Health-focused wearables have a chance of improving patient care if innovators craft solutions plus providers and insurers work together to incentivize and pay for them

I’ve been interested in the new “wearables” segment for a while. I reached out to Cameron Graham, the managing editor at TechnologyAdvice where he oversees market research for emerging technology, to give us some evidence-driven advice about wearables that entrepreneurs, innovators, healthcare providers, and payers can use for decision making. Specifically, what does the current research show and what are the actionable insights for how to incentivize patients to use them and figure out why patients might pay for them? ...

ENGAGE can help pharma and biotech learn how to benefit from patient engagement

Patient engagement is something that physicians have done for thousands of years as they cared for patients (whether going to their homes or having them come to hospitals or clinics). With new digital health technologies the way providers can engage with patients is changing significantly but we’re not quite sure about the best ways to apply that technology. This is why I’m looking forward to attending MedCityNews.com’s ENGAGE conference next week in Washington, DC. ...

Writing safety critical software using an agile, risk-based, approach should be the norm in modern medical device development

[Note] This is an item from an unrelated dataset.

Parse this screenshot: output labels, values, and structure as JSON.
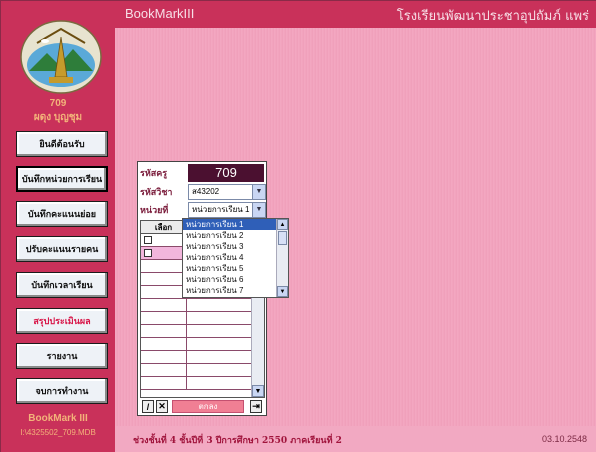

I first started using and mentoring developers on agile software development techniques like eXtreme Programming (XP) and Scrum over a decade ago. Often called “lightweight” methodologies, agile software development lifecycles have been generally misunderstood as lacking enough rigor and sophistication to be used in safety-critical systems. Many have erroneously assumed that Agile, Scrum, and related methodologies can’t really be implemented in risk-focused “important” industries like medical devices because they believe only classic waterfall will be accepted by the FDA. ...

Guest Article: Achieving product simplicity in healthcare offerings is hard but possible

_I’m a geek and proud of it — I love building software, launching new products, and am a fan of others that do it well. Recently I ran across the Berlin-based team from kenHub, a site focused on teaching anatomy online and helping medical students prepare for tests. I reached out to the team to ask them how they were differentiating themselves from the many other solutions available they said their goal was to simplify the process of learning using new didactic concepts to focus on memorizing and gamification elements to make it fun and engaging. ...